_Your assignment_. Find the lines in the records that carry the word "JSON". Copy each one.

_Task input_.

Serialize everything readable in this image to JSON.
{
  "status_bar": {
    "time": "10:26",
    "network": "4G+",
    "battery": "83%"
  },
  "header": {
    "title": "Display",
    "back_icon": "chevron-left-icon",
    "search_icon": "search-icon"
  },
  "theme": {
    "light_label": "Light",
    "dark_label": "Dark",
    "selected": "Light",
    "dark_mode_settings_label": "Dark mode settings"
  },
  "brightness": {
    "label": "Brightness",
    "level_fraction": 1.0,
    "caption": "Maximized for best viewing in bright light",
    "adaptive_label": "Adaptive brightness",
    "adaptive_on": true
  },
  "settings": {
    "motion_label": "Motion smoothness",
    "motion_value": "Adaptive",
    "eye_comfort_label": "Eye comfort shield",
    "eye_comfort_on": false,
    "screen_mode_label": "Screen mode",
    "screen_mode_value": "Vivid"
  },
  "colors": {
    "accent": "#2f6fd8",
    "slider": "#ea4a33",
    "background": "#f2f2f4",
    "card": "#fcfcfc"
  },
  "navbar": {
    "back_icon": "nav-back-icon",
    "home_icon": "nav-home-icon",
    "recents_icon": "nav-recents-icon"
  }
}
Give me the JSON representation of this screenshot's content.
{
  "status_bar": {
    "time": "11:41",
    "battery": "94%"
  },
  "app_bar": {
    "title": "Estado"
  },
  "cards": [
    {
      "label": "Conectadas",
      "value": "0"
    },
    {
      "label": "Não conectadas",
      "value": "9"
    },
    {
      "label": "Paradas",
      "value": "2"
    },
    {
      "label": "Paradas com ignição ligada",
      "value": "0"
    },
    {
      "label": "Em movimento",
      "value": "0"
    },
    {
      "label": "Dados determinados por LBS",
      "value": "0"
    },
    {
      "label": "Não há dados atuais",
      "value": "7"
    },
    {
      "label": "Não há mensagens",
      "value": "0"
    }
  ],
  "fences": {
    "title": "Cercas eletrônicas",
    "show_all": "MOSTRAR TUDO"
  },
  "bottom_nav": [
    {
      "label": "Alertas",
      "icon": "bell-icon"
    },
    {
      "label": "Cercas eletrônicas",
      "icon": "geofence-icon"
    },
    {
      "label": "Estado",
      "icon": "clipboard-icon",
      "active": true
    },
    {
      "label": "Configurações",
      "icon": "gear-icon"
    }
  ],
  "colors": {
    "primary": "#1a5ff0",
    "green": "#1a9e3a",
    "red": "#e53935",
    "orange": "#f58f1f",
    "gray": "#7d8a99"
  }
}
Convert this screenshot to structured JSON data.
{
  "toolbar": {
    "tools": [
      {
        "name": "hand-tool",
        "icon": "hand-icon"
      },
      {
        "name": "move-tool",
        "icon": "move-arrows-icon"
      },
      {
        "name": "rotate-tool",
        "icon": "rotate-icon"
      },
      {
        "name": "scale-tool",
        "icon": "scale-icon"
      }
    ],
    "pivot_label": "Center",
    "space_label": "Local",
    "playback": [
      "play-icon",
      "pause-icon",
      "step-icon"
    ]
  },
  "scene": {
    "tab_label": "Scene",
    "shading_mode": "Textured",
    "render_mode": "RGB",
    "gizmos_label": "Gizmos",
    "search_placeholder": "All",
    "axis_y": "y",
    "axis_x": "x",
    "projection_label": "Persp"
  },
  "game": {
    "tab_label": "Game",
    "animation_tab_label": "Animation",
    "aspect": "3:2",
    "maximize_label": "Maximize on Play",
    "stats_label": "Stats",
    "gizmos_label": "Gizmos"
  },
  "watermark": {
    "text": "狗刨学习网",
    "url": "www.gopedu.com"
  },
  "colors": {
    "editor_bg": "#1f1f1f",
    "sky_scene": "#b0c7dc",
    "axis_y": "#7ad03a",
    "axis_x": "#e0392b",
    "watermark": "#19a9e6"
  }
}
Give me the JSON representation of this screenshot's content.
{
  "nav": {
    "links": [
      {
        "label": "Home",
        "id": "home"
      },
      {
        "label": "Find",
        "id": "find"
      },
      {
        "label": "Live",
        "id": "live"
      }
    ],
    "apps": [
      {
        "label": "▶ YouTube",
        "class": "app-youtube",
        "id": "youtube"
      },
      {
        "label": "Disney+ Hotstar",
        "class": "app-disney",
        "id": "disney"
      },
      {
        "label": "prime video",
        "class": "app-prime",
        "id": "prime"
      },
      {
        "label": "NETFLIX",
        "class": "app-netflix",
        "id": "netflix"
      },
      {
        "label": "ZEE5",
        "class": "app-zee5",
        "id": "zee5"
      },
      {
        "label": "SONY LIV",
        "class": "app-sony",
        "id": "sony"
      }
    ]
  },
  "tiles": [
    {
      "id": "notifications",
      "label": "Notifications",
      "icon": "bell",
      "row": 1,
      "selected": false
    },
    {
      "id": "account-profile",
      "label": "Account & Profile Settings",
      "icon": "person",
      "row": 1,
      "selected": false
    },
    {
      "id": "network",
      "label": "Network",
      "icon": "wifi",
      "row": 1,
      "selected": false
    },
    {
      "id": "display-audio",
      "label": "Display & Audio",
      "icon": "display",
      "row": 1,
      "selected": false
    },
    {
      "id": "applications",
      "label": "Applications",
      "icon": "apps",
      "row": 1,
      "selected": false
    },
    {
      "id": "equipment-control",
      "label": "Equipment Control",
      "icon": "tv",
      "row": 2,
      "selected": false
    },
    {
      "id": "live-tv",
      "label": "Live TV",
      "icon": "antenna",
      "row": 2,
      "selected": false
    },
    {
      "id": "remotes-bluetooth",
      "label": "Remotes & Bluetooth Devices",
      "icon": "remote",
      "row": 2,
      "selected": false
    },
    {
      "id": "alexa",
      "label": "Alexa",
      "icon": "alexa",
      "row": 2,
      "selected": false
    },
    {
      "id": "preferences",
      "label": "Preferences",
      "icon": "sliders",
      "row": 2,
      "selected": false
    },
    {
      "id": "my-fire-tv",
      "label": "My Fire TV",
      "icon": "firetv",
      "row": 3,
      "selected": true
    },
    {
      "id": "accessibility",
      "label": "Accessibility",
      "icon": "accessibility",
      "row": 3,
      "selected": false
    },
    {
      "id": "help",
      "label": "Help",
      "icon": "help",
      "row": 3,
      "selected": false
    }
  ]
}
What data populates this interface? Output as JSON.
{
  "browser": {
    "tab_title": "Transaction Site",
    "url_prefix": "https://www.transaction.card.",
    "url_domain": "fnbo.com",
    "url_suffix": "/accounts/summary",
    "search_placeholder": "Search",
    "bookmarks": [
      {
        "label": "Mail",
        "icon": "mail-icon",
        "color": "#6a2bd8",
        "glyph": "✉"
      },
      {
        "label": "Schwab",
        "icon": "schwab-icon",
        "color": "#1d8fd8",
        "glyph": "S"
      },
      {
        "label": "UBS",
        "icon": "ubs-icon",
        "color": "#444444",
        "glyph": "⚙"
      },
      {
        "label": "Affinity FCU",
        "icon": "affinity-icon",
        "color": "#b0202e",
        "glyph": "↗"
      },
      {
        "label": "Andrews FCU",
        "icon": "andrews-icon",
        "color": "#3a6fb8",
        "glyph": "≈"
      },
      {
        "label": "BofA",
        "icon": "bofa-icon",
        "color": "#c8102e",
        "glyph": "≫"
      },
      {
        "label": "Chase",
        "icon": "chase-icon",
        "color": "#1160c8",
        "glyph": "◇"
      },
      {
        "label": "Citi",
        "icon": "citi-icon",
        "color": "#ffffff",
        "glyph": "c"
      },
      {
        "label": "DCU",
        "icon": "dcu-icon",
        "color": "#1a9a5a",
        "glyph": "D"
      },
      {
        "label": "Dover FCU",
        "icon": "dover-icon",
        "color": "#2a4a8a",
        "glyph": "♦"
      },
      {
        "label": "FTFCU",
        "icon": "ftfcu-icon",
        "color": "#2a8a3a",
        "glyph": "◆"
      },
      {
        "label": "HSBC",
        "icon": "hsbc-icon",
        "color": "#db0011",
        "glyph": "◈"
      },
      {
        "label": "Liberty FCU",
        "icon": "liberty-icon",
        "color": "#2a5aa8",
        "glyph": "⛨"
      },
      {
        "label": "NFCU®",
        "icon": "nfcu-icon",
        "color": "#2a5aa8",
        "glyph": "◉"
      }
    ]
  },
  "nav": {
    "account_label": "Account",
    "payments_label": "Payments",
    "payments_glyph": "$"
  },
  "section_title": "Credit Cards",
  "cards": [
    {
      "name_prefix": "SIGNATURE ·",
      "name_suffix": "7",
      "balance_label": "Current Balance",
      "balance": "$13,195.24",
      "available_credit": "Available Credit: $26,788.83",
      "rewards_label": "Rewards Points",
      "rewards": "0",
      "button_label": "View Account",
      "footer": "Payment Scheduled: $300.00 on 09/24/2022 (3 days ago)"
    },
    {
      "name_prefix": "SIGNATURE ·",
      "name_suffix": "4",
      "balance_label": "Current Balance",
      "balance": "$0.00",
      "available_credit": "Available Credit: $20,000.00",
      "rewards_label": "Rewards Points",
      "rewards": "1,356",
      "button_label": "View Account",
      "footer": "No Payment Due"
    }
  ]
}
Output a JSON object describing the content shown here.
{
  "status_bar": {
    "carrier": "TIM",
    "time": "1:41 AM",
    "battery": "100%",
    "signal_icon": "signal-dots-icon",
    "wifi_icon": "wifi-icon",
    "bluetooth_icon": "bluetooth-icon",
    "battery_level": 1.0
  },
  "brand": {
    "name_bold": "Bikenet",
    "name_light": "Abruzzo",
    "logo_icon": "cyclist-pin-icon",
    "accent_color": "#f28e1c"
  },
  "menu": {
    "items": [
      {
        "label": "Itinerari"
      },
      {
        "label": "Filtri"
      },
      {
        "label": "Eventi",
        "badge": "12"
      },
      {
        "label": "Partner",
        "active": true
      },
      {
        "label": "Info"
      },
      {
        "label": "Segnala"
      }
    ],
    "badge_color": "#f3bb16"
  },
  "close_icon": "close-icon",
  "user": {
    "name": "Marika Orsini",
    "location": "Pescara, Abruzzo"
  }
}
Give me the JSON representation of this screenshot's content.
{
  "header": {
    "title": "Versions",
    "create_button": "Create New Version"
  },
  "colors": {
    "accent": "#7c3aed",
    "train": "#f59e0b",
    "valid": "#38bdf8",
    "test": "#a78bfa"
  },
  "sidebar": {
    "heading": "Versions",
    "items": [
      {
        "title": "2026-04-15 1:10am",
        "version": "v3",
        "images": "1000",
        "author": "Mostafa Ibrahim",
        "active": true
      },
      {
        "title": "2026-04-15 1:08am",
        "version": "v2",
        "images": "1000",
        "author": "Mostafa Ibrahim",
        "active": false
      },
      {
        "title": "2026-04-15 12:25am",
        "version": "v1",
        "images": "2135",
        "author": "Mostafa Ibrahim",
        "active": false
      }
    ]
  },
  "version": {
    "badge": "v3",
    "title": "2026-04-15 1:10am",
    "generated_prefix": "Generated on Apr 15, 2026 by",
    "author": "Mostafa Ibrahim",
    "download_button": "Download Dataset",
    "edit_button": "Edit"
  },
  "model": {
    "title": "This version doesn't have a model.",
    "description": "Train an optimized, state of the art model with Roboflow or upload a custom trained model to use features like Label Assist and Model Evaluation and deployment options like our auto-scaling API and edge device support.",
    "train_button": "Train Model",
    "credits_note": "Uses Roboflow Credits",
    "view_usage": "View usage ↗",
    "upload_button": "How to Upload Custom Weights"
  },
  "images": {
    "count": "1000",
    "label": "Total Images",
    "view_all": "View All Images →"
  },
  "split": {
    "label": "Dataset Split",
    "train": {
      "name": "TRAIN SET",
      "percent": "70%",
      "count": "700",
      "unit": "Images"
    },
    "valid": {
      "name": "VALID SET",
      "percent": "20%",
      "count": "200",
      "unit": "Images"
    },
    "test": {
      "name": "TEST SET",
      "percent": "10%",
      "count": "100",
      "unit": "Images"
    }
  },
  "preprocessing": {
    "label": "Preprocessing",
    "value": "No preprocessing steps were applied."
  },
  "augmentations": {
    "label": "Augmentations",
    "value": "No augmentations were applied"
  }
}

_Output of the exercise_.
Serialize everything readable in this image to JSON.
Give me the JSON representation of this screenshot's content.
Convert this screenshot to structured JSON data.
Give me the JSON representation of this screenshot's content.
What data populates this interface? Output as JSON.
Output a JSON object describing the content shown here.
Give me the JSON representation of this screenshot's content.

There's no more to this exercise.